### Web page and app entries
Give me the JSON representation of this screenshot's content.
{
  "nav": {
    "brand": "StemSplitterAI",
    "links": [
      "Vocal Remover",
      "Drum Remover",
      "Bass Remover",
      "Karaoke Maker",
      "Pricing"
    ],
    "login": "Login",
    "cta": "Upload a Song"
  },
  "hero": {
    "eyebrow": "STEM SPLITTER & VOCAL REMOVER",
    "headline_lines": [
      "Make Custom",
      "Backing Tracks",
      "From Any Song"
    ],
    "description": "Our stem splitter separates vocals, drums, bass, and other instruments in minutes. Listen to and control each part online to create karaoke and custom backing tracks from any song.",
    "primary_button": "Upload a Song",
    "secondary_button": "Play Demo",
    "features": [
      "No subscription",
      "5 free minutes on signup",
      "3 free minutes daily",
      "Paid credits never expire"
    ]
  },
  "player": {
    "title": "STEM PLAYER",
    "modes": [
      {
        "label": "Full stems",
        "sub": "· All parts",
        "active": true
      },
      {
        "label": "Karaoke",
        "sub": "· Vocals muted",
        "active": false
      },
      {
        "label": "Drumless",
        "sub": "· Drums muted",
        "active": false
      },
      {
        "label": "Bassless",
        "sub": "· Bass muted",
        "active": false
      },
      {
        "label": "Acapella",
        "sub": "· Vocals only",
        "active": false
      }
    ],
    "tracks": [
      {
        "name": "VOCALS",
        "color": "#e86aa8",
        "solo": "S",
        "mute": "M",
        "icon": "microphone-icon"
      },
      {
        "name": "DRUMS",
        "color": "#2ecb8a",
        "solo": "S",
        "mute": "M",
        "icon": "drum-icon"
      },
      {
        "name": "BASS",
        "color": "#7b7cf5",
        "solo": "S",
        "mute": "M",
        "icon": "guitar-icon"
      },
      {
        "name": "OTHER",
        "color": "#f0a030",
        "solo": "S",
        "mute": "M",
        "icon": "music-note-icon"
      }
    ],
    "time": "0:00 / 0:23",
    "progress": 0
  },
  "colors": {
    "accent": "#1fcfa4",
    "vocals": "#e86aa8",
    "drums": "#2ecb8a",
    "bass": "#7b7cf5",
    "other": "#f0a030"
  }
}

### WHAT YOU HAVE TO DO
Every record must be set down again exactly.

### COMPLETED EXERCISE
Give me the JSON representation of this screenshot's content.
{
  "nav": {
    "brand": "StemSplitterAI",
    "links": [
      "Vocal Remover",
      "Drum Remover",
      "Bass Remover",
      "Karaoke Maker",
      "Pricing"
    ],
    "login": "Login",
    "cta": "Upload a Song"
  },
  "hero": {
    "eyebrow": "STEM SPLITTER & VOCAL REMOVER",
    "headline_lines": [
      "Make Custom",
      "Backing Tracks",
      "From Any Song"
    ],
    "description": "Our stem splitter separates vocals, drums, bass, and other instruments in minutes. Listen to and control each part online to create karaoke and custom backing tracks from any song.",
    "primary_button": "Upload a Song",
    "secondary_button": "Play Demo",
    "features": [
      "No subscription",
      "5 free minutes on signup",
      "3 free minutes daily",
      "Paid credits never expire"
    ]
  },
  "player": {
    "title": "STEM PLAYER",
    "modes": [
      {
        "label": "Full stems",
        "sub": "· All parts",
        "active": true
      },
      {
        "label": "Karaoke",
        "sub": "· Vocals muted",
        "active": false
      },
      {
        "label": "Drumless",
        "sub": "· Drums muted",
        "active": false
      },
      {
        "label": "Bassless",
        "sub": "· Bass muted",
        "active": false
      },
      {
        "label": "Acapella",
        "sub": "· Vocals only",
        "active": false
      }
    ],
    "tracks": [
      {
        "name": "VOCALS",
        "color": "#e86aa8",
        "solo": "S",
        "mute": "M",
        "icon": "microphone-icon"
      },
      {
        "name": "DRUMS",
        "color": "#2ecb8a",
        "solo": "S",
        "mute": "M",
        "icon": "drum-icon"
      },
      {
        "name": "BASS",
        "color": "#7b7cf5",
        "solo": "S",
        "mute": "M",
        "icon": "guitar-icon"
      },
      {
        "name": "OTHER",
        "color": "#f0a030",
        "solo": "S",
        "mute": "M",
        "icon": "music-note-icon"
      }
    ],
    "time": "0:00 / 0:23",
    "progress": 0
  },
  "colors": {
    "accent": "#1fcfa4",
    "vocals": "#e86aa8",
    "drums": "#2ecb8a",
    "bass": "#7b7cf5",
    "other": "#f0a030"
  }
}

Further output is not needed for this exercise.